All of these cases, with the exception of Great Britain and France, have important qualifiers.

Israel’s public silence and private reliance on nuclear weapons could be reconfigured in the event that the Iranian nuclear program continues to advance.

India is a status-conscious society with risk-averse leadership that largely views nuclear weapons as political instruments. Consequently, it has a poorly operationalized deterrent. India has done well for itself by trying to reduce the salience of nuclear weapons in deterrence equations, but how long will this continue to be the case, if Pakistan and China take nuclear weapons more seriously?

Pakistan is increasing the salience of nuclear weapons in its deterrence calculations more than any other state. Pakistan’s high-low deterrence mix – nuclear weapons and proxy groups – is deeply problematic. This mix speaks volumes about the severity of the challenges Pakistan faces and how much autonomy Pakistan’s military enjoys.

North Korea is a black box. Surprises are inside. Some might even be positive.

Russia is increasing the salience of its nuclear deterrent even though its external threats are, by historical standards, very modest.

Trend lines that reduce the salience of nuclear weapons in the United States are now a quarter-century old and very well defined. It will take very serious shocks to reverse these trend lines. The shock of 9/11 certainly didn’t.

How does all of this net out?

The economic element of deterrence is growing as the nuclear element is declining, with prominent exceptions. Sanctions have come a long way – to the point where they can even hurt a big oil producer like Iran. They may not deter or compel Tehran, but these sanctions could be an object lesson for potential fence-sitters.

One definition of deterrence is what the competition worries about. We in the United States worry more about China’s economic clout than its nuclear arsenal. Even the Kremlin, with its reflexive, atavistic tendencies toward nuclear and BMD issues, gets more mileage out of threats to turn off pipelines than to vaporize cities.

Can those who now seek increased salience for nuclear deterrence — the outliers and Russia – tip the scales? Not yet. When outliers seek more nuclear weapons, they gain more notoriety, not power. And nuclear weapons are a very poor substitute for what ails Russia. The top line indicators of reduced salience remain strong. The two biggest nuclear stockpiles and deployed force levels are shrinking, and the absence of nuclear testing further reduces the salience of nuclear weapons. If the DPRK tests another nuclear device, it will not gain power, influence, or foreign aid. No one seems to be lining up behind North Korea.

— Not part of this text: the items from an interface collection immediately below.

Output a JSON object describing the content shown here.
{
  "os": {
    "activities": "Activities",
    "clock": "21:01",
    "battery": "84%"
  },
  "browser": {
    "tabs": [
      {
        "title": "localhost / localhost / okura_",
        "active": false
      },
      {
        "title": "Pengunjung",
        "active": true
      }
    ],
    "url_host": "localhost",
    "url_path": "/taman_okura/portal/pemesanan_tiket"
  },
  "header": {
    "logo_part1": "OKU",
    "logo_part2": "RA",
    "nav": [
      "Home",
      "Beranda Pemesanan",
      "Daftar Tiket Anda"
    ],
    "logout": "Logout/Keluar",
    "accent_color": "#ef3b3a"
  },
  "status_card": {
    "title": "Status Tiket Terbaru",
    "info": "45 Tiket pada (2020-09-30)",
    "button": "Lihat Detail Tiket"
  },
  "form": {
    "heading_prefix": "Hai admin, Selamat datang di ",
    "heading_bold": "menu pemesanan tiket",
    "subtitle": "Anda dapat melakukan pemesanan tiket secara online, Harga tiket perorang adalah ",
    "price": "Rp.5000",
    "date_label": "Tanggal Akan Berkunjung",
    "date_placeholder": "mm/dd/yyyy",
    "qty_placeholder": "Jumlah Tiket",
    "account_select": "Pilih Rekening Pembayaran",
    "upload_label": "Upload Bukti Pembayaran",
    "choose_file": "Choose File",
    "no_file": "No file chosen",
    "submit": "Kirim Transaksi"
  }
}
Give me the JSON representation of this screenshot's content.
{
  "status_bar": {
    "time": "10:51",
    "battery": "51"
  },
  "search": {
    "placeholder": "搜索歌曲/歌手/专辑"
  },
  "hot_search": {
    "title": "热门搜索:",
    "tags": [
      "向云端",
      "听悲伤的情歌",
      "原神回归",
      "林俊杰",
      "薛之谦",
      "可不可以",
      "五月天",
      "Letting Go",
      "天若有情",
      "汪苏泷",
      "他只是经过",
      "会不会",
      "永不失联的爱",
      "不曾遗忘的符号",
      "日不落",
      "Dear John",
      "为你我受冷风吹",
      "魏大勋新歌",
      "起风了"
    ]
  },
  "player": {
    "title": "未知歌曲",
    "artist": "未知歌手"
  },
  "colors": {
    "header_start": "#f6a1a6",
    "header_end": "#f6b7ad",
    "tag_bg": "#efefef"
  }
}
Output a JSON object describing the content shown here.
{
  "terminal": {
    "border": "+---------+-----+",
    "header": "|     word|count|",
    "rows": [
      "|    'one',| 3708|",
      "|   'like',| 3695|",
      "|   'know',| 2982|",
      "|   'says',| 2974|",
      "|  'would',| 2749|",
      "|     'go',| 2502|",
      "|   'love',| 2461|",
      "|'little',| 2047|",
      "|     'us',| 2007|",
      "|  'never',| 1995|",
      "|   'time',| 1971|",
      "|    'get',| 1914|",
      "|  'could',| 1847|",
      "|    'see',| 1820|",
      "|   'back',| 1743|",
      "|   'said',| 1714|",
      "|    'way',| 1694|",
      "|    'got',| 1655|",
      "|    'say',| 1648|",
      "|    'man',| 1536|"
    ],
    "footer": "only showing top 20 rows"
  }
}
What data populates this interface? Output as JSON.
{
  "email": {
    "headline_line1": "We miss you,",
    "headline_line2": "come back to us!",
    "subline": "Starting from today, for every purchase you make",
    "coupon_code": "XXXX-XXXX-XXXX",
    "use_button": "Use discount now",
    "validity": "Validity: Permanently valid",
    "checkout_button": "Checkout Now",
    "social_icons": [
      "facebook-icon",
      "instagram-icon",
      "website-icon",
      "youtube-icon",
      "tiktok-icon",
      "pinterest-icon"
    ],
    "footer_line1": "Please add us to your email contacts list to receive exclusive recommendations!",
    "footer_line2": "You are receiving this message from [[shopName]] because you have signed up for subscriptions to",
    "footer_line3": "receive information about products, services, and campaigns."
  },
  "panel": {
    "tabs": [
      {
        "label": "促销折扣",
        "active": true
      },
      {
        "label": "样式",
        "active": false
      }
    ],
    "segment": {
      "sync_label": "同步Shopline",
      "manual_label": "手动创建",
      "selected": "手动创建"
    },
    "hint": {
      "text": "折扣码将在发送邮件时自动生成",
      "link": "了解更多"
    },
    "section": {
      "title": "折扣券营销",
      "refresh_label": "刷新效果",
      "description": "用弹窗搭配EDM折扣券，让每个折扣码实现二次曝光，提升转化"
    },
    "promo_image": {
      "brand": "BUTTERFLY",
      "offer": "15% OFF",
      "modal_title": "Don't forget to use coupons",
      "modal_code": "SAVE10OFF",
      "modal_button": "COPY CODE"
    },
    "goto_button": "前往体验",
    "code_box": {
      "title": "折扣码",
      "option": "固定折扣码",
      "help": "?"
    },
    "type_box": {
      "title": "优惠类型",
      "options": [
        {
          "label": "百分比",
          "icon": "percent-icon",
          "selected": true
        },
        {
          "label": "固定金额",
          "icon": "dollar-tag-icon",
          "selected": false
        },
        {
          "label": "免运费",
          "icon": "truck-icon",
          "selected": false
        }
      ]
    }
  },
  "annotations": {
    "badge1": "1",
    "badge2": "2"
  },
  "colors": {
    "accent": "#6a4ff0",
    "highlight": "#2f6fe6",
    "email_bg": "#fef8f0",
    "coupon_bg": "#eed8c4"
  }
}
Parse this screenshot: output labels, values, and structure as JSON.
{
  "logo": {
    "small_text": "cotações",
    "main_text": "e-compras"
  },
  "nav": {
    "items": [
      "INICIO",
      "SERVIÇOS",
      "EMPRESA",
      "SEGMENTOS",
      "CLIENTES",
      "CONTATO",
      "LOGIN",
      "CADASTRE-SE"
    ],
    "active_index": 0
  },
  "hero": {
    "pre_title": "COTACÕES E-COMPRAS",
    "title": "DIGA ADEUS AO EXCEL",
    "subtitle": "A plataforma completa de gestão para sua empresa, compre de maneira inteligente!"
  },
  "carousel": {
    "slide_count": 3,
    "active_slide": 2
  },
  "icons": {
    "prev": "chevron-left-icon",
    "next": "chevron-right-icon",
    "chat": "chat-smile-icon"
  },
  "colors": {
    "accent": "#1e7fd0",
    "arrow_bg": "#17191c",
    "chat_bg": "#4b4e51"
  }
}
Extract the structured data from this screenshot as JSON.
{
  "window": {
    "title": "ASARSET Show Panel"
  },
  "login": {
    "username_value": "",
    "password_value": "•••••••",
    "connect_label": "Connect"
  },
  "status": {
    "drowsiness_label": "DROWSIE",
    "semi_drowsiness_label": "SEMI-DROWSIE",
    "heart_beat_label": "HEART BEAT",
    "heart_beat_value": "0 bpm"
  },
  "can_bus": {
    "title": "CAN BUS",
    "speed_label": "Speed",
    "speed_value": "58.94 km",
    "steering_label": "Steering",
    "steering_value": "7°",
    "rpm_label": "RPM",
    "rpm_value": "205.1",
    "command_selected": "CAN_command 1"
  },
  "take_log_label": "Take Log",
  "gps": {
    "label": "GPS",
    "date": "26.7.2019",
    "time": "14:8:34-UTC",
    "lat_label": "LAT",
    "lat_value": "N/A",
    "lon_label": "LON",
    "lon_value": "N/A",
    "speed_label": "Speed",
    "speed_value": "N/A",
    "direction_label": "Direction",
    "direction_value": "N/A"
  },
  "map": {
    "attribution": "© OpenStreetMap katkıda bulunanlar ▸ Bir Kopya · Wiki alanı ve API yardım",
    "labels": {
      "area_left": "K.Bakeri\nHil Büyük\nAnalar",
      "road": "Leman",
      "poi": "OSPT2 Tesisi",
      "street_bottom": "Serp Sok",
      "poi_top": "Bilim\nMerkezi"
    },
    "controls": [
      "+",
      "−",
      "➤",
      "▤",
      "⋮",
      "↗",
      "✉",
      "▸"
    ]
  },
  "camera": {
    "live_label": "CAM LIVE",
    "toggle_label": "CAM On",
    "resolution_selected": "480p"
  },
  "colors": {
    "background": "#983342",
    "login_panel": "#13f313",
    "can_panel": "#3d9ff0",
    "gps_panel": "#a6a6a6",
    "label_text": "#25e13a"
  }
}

Will nuclear weapons become more or less influential in the emerging international security environment? Given this mixed picture, it depends. It depends mostly on China and whether the Iranian nuclear program will have cascade effects.